In her discussion she will also trace the genealogy of “lady doctor,” a term commonly used for women physicians in Pakistan. Through this she explores how this term creates a myth of a profession, which is suitable for “ideal” women in Pakistan. She will further show how realities of the patriarchal medical profession and family undervalue women’s work in medicine. Finally, analyzing how women doctors are redefining and subverting professional identities to feminize medical profession.

Speaker bio
Dr. Ayesha Masood is an Assistant Professor of Organizational Behavior at the Suleman Dawood School of Business. Dr. Masood obtained her PhD in Anthropology from Arizona State University, USA in 2017. Her dissertation research project on women doctors’ representation in health workforce was funded by Wenner-Gren Foundation and American Institute of Pakistan Studies. Her prior education includes an MA in Political Science from the University of the Punjab, and an MBBS degree from King Edward Medical College, Lahore. Prior to joining LUMS, Dr. Masood has taught in Information Technology University and served as a doctor in Mayo Hospital Lahore.

Her research, broadly situated in feminist and critical methodologies, focuses on issues related to gender in organizations, evidence-based health policy, managing human resources in health and policy implementation. Her work has been published in top-ranked journals of the world including Gender Work & Organization, Organization, Sex Roles and Gender, Place and Culture.

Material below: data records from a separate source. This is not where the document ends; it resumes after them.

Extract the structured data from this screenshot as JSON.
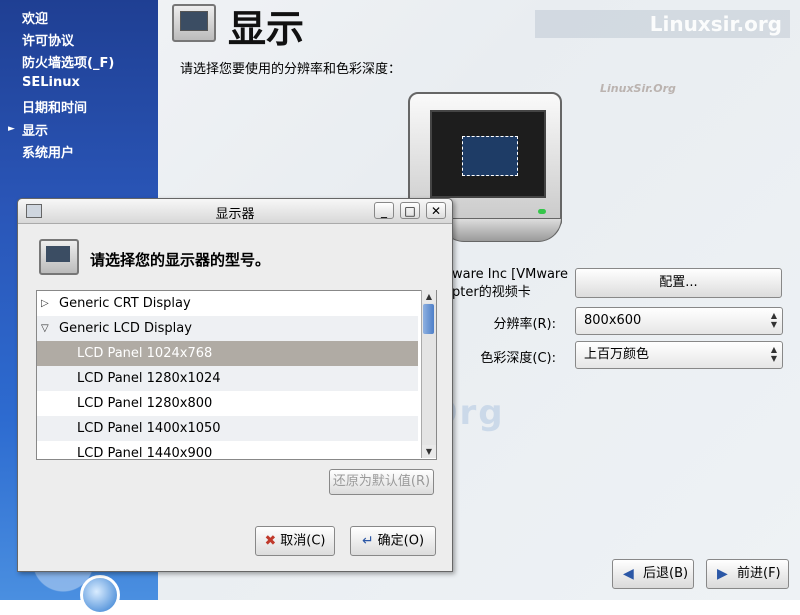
{
  "watermarks": {
    "main": "LinuxSir.Org",
    "banner": "Linuxsir.org",
    "small": "LinuxSir.Org"
  },
  "sidebar": {
    "items": [
      {
        "label": "欢迎"
      },
      {
        "label": "许可协议"
      },
      {
        "label": "防火墙选项(_F)"
      },
      {
        "label": "SELinux"
      },
      {
        "label": "日期和时间"
      },
      {
        "label": "显示",
        "current": true
      },
      {
        "label": "系统用户"
      }
    ]
  },
  "header": {
    "title": "显示",
    "subtitle": "请选择您要使用的分辨率和色彩深度："
  },
  "display_panel": {
    "card_text": "ware Inc [VMware\npter的视频卡",
    "configure_label": "配置...",
    "resolution_label": "分辨率(R):",
    "resolution_value": "800x600",
    "depth_label": "色彩深度(C):",
    "depth_value": "上百万颜色"
  },
  "nav": {
    "back_label": "后退(B)",
    "forward_label": "前进(F)"
  },
  "dialog": {
    "title": "显示器",
    "prompt": "请选择您的显示器的型号。",
    "rows": [
      {
        "label": "Generic CRT Display",
        "level": 0,
        "expander": "collapsed"
      },
      {
        "label": "Generic LCD Display",
        "level": 0,
        "expander": "expanded"
      },
      {
        "label": "LCD Panel 1024x768",
        "level": 1,
        "selected": true
      },
      {
        "label": "LCD Panel 1280x1024",
        "level": 1
      },
      {
        "label": "LCD Panel 1280x800",
        "level": 1
      },
      {
        "label": "LCD Panel 1400x1050",
        "level": 1
      },
      {
        "label": "LCD Panel 1440x900",
        "level": 1
      }
    ],
    "revert_label": "还原为默认值(R)",
    "cancel_label": "取消(C)",
    "ok_label": "确定(O)"
  }
}
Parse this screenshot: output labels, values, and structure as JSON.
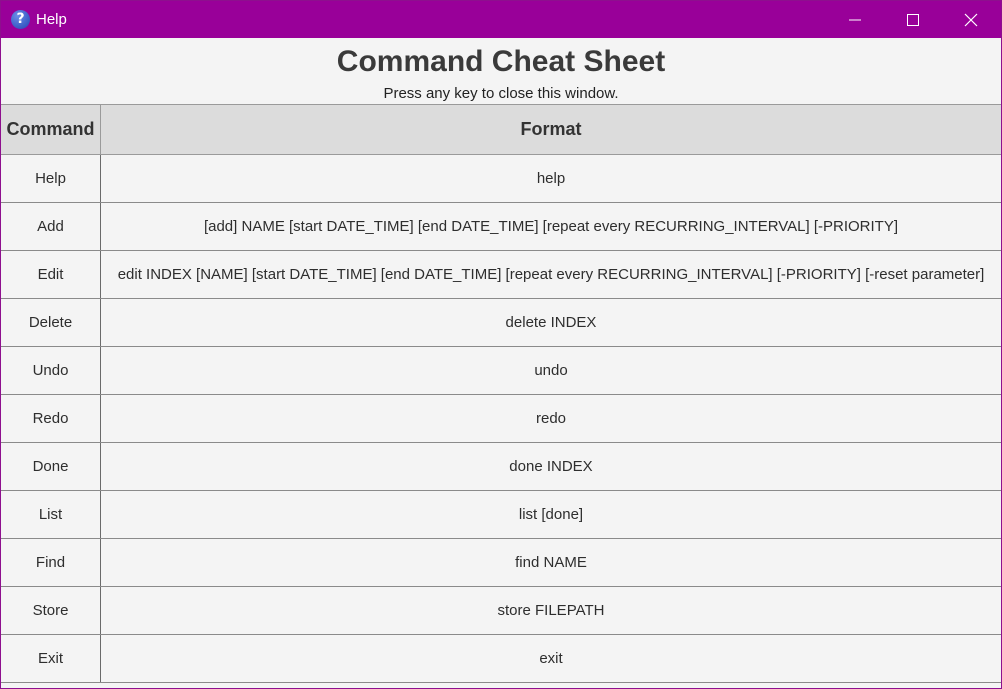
{
  "window": {
    "title": "Help",
    "icon": "help-question-icon",
    "accent_color": "#990099"
  },
  "sheet": {
    "title": "Command Cheat Sheet",
    "subtitle": "Press any key to close this window."
  },
  "table": {
    "headers": {
      "command": "Command",
      "format": "Format"
    },
    "rows": [
      {
        "command": "Help",
        "format": "help"
      },
      {
        "command": "Add",
        "format": "[add] NAME [start DATE_TIME] [end DATE_TIME] [repeat every RECURRING_INTERVAL] [-PRIORITY]"
      },
      {
        "command": "Edit",
        "format": "edit INDEX [NAME] [start DATE_TIME] [end DATE_TIME] [repeat every RECURRING_INTERVAL] [-PRIORITY] [-reset parameter]"
      },
      {
        "command": "Delete",
        "format": "delete INDEX"
      },
      {
        "command": "Undo",
        "format": "undo"
      },
      {
        "command": "Redo",
        "format": "redo"
      },
      {
        "command": "Done",
        "format": "done INDEX"
      },
      {
        "command": "List",
        "format": "list [done]"
      },
      {
        "command": "Find",
        "format": "find NAME"
      },
      {
        "command": "Store",
        "format": "store FILEPATH"
      },
      {
        "command": "Exit",
        "format": "exit"
      }
    ]
  }
}
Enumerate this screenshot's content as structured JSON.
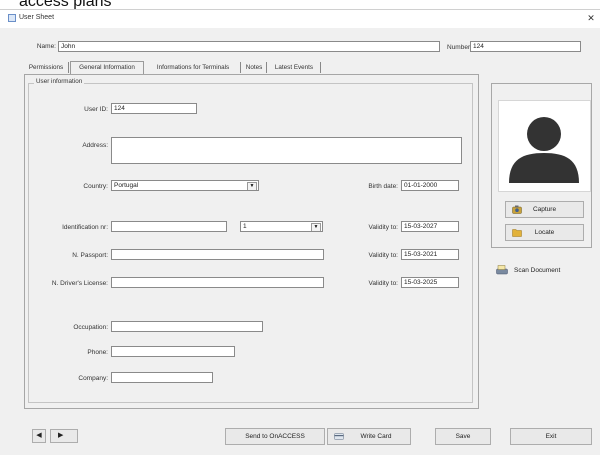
{
  "caption": "access plans",
  "window": {
    "title": "User Sheet",
    "close": "✕"
  },
  "top": {
    "name_label": "Name:",
    "name_value": "John",
    "number_label": "Number:",
    "number_value": "124"
  },
  "tabs": [
    {
      "label": "Permissions"
    },
    {
      "label": "General Information"
    },
    {
      "label": "Informations for Terminals"
    },
    {
      "label": "Notes"
    },
    {
      "label": "Latest Events"
    }
  ],
  "group": {
    "title": "User information"
  },
  "fields": {
    "user_id_label": "User ID:",
    "user_id_value": "124",
    "address_label": "Address:",
    "address_value": "",
    "country_label": "Country:",
    "country_value": "Portugal",
    "birth_label": "Birth date:",
    "birth_value": "01-01-2000",
    "ident_label": "Identification nr:",
    "ident_value": "",
    "ident_type_value": "1",
    "validity1_label": "Validity to:",
    "validity1_value": "15-03-2027",
    "passport_label": "N. Passport:",
    "passport_value": "",
    "validity2_label": "Validity to:",
    "validity2_value": "15-03-2021",
    "license_label": "N. Driver's License:",
    "license_value": "",
    "validity3_label": "Validity to:",
    "validity3_value": "15-03-2025",
    "occupation_label": "Occupation:",
    "occupation_value": "",
    "phone_label": "Phone:",
    "phone_value": "",
    "company_label": "Company:",
    "company_value": ""
  },
  "side": {
    "capture_label": "Capture",
    "locate_label": "Locate",
    "scan_label": "Scan Document"
  },
  "bottom": {
    "prev": "◀",
    "next": "▶",
    "send_label": "Send to OnACCESS",
    "write_label": "Write Card",
    "save_label": "Save",
    "exit_label": "Exit"
  },
  "colors": {
    "avatar": "#333333",
    "frame_border": "#a8a8a8",
    "window_bg": "#f0f0f0"
  }
}
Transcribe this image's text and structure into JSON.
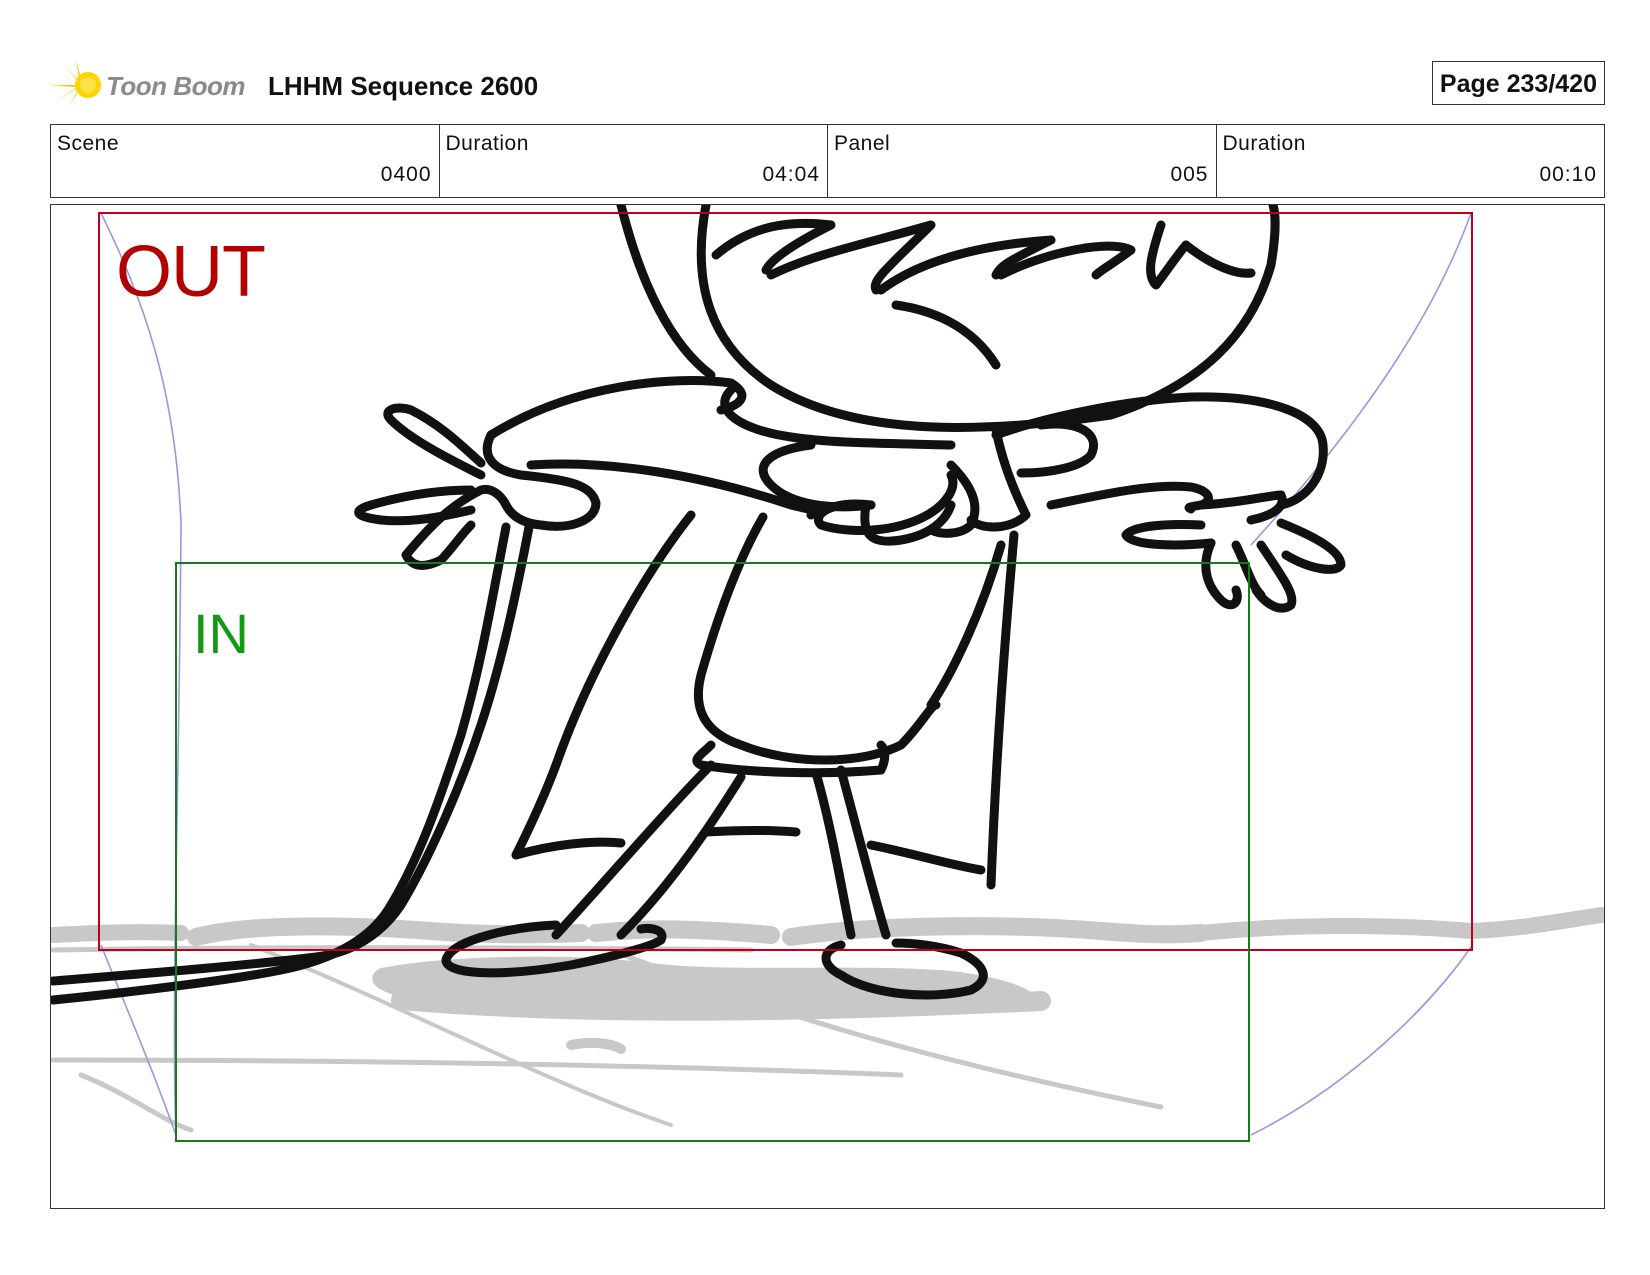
{
  "header": {
    "logo_text": "Toon Boom",
    "sequence_title": "LHHM Sequence 2600",
    "page_indicator": "Page 233/420"
  },
  "info": {
    "scene_label": "Scene",
    "scene_value": "0400",
    "scene_duration_label": "Duration",
    "scene_duration_value": "04:04",
    "panel_label": "Panel",
    "panel_value": "005",
    "panel_duration_label": "Duration",
    "panel_duration_value": "00:10"
  },
  "panel": {
    "out_label": "OUT",
    "in_label": "IN"
  },
  "colors": {
    "out_frame": "#c0001a",
    "in_frame": "#1a7a1a",
    "guide_arcs": "#9a96e0",
    "sketch_ink": "#111111",
    "ground_shading": "#c8c8c8",
    "logo_burst": "#f7c800"
  }
}
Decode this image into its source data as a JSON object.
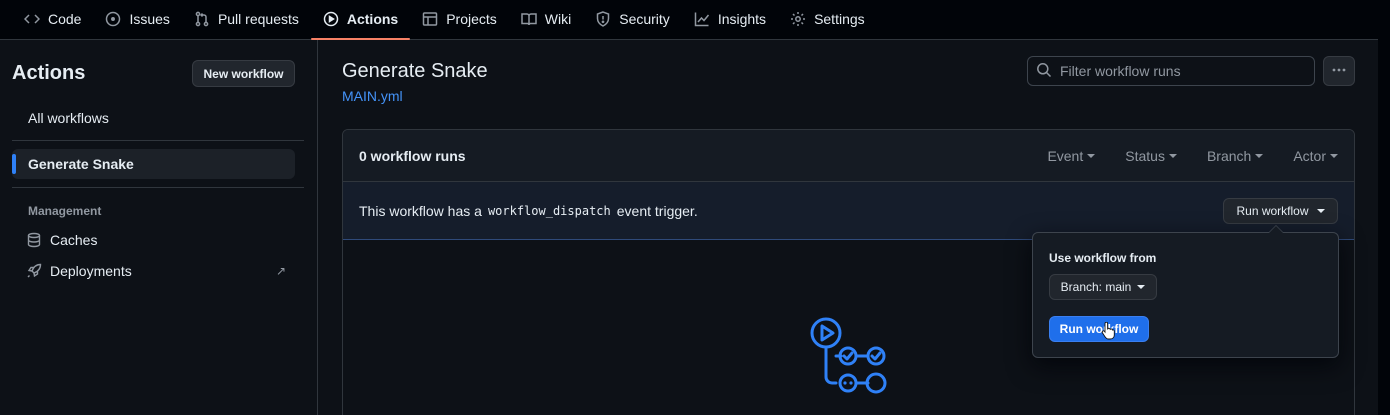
{
  "nav": {
    "tabs": [
      {
        "label": "Code",
        "icon": "code-icon"
      },
      {
        "label": "Issues",
        "icon": "issue-icon"
      },
      {
        "label": "Pull requests",
        "icon": "pull-request-icon"
      },
      {
        "label": "Actions",
        "icon": "play-icon",
        "active": true
      },
      {
        "label": "Projects",
        "icon": "table-icon"
      },
      {
        "label": "Wiki",
        "icon": "book-icon"
      },
      {
        "label": "Security",
        "icon": "shield-icon"
      },
      {
        "label": "Insights",
        "icon": "graph-icon"
      },
      {
        "label": "Settings",
        "icon": "gear-icon"
      }
    ]
  },
  "sidebar": {
    "title": "Actions",
    "new_workflow": "New workflow",
    "items": [
      {
        "label": "All workflows"
      },
      {
        "label": "Generate Snake",
        "active": true
      }
    ],
    "management_label": "Management",
    "management": [
      {
        "label": "Caches",
        "icon": "database-icon"
      },
      {
        "label": "Deployments",
        "icon": "rocket-icon",
        "external": "↗"
      }
    ]
  },
  "main": {
    "title": "Generate Snake",
    "file": "MAIN.yml",
    "filter_placeholder": "Filter workflow runs",
    "runs_count": "0 workflow runs",
    "filters": [
      "Event",
      "Status",
      "Branch",
      "Actor"
    ],
    "dispatch": {
      "prefix": "This workflow has a",
      "code": "workflow_dispatch",
      "suffix": "event trigger.",
      "button": "Run workflow"
    }
  },
  "popover": {
    "label": "Use workflow from",
    "branch": "Branch: main",
    "submit": "Run workflow"
  },
  "colors": {
    "accent": "#f78166",
    "link": "#4493f8",
    "primary": "#1f6feb",
    "workflow_icon": "#2f81f7"
  }
}
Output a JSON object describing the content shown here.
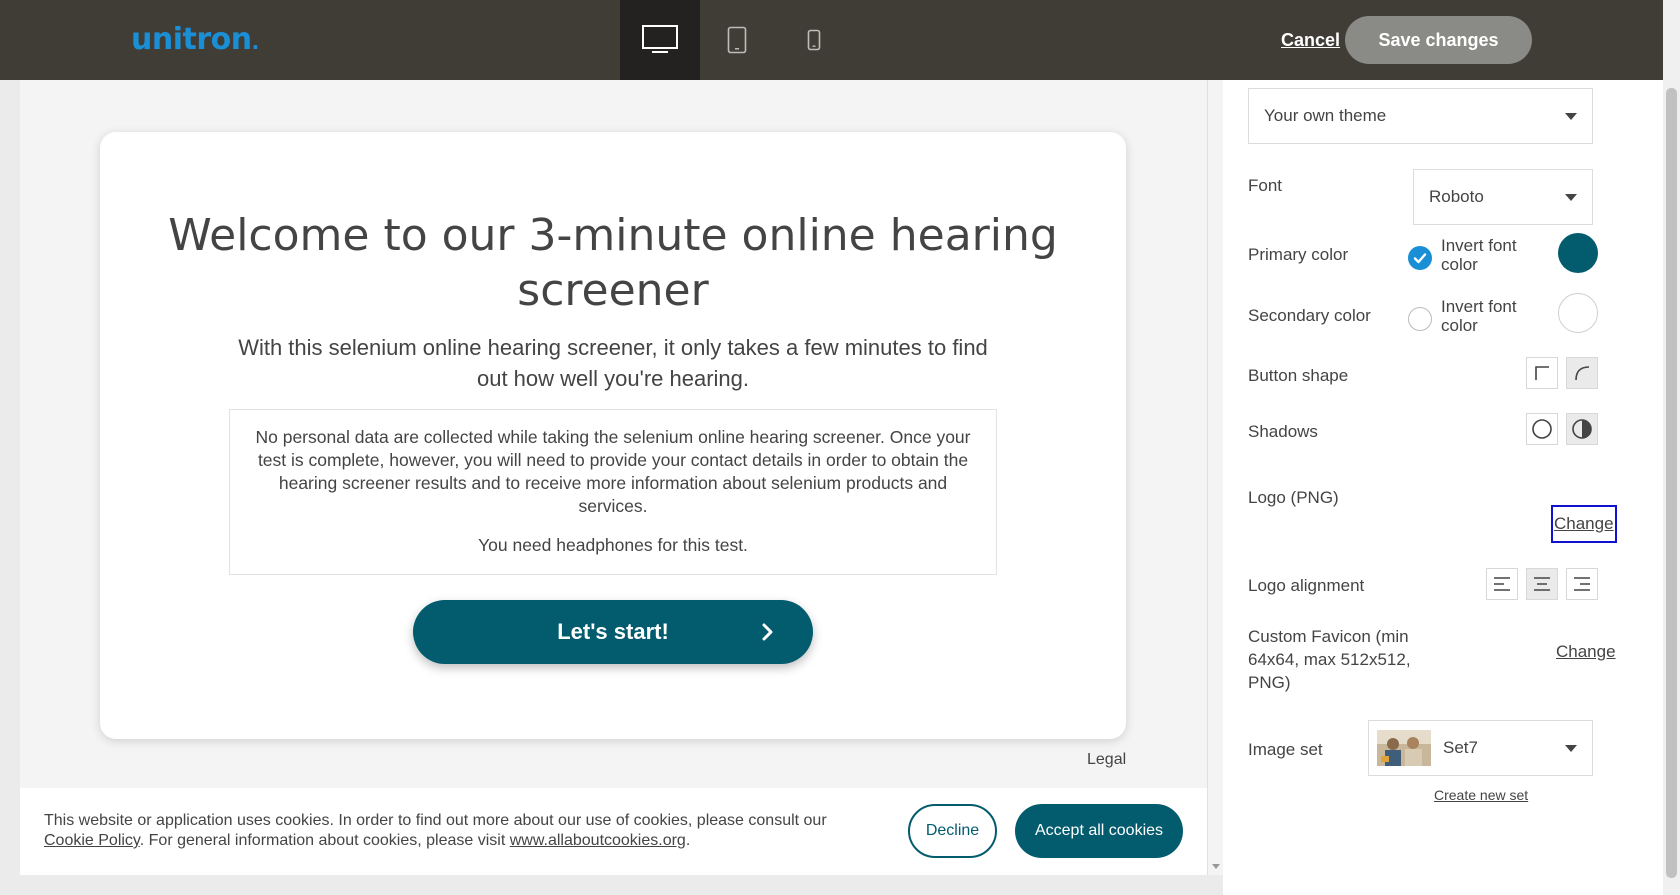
{
  "header": {
    "brand": "unitron",
    "device_icons": [
      "desktop-icon",
      "tablet-icon",
      "mobile-icon"
    ],
    "cancel_label": "Cancel",
    "save_label": "Save changes"
  },
  "preview": {
    "title": "Welcome to our 3-minute online hearing screener",
    "subtitle": "With this selenium online hearing screener, it only takes a few minutes to find out how well you're hearing.",
    "info_paragraph": "No personal data are collected while taking the selenium online hearing screener. Once your test is complete, however, you will need to provide your contact details in order to obtain the hearing screener results and to receive more information about selenium products and services.",
    "info_note": "You need headphones for this test.",
    "start_button": "Let's start!",
    "legal": "Legal"
  },
  "cookie_bar": {
    "text_1": "This website or application uses cookies. In order to find out more about our use of cookies, please consult our",
    "cookie_policy_link": "Cookie Policy",
    "text_2": ". For general information about cookies, please visit",
    "allaboutcookies_link": "www.allaboutcookies.org",
    "text_3": ".",
    "decline": "Decline",
    "accept": "Accept all cookies"
  },
  "panel": {
    "theme_value": "Your own theme",
    "font_label": "Font",
    "font_value": "Roboto",
    "primary_label": "Primary color",
    "primary_invert_label": "Invert font color",
    "primary_invert_checked": true,
    "primary_color": "#035b6e",
    "secondary_label": "Secondary color",
    "secondary_invert_label": "Invert font color",
    "secondary_invert_checked": false,
    "secondary_color": "#ffffff",
    "button_shape_label": "Button shape",
    "shadows_label": "Shadows",
    "logo_label": "Logo (PNG)",
    "logo_change": "Change",
    "logo_alignment_label": "Logo alignment",
    "favicon_label": "Custom Favicon (min 64x64, max 512x512, PNG)",
    "favicon_change": "Change",
    "image_set_label": "Image set",
    "image_set_value": "Set7",
    "create_new_set": "Create new set"
  }
}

Dr. Masood is currently working on developing a book on the work of women health providers in Pakistan. Her current research interests include cultural influences on network formation, front-line bureaucracy, and evidence-based health policy formulation.